Prove that k.k! = (k+1)! - k! and sum the series 1.1! + 2.2! + 3.3! +...+n.n! ### Factorial Fun

How many divisors does factorial n (n!) have?

# Seriesly

##### Age 16 to 18 Short Challenge Level:
This task previously appeared on the main NRICH site, with solutions as follows:

Thank you for these solutions to Shahnawaz Abdullah; Daniel, Liceo Scientifico Copernico, Torino, Italy; Anderthan, Saratoga High School; Andrei, School 205, Bucharest, Romania; David, Queen Mary's Grammar School, Walsall; Paddy, Peter, Greshams School, Holt, Norfolk; Ngoc Tran, Nguyen Truong To High School (Vietnam); Chris, St. Bees School; Dorothy, Madras College; A Ji and Hyeyoun, St. Paul's Girls' School; and Yatir from Israel.

To prove that $k \times k! = (k+1)! - k!$. If we take $k!$ out as a factor from the right hand side of the equation, we are left with $k! \times ((k+1)-1)$ which simplifies to $k \times k!$, as required.

Now we sum the series $1 \times 1!+.....n \times n!$ As we have proved, $n \times n!$ is equal to $(n+1)! - n!$ and therefore $(n-1) \times (n-1)!$ is equal to $(n-1+1)! - (n-1)!$ which simplifies to $n! - (n-1)!$.
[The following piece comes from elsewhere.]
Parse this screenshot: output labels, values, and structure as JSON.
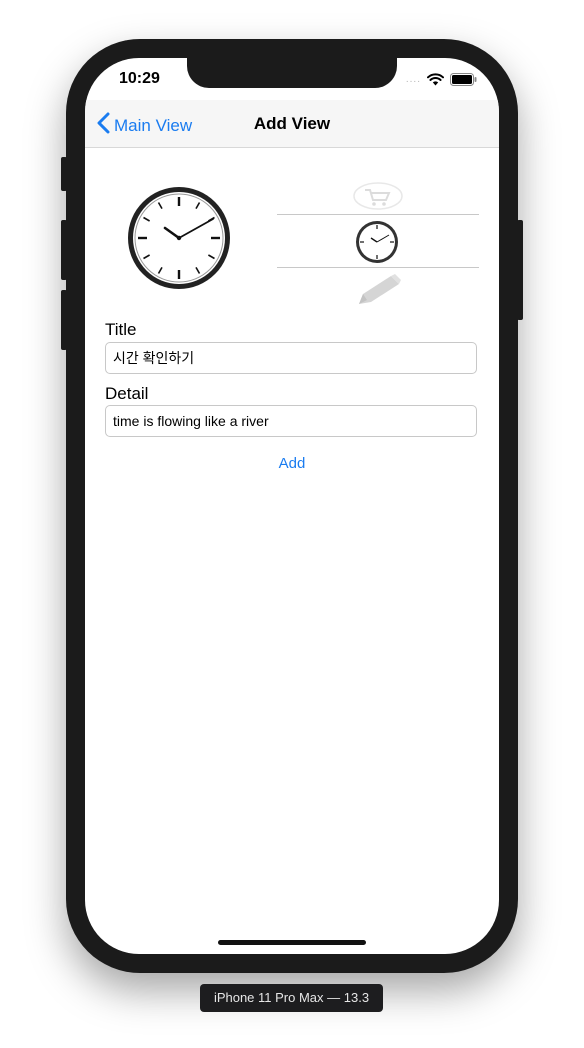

If we add the two results, we find that $n!$ cancels. If we sum the series from 1 to $n$, we find that all of the terms cancel except for $(n+1)!$ and $-(1!)$. Thus the sum of all numbers of the form $r \times r!$ from $1$ to $n$ is equal to $(n+1)! - 1$.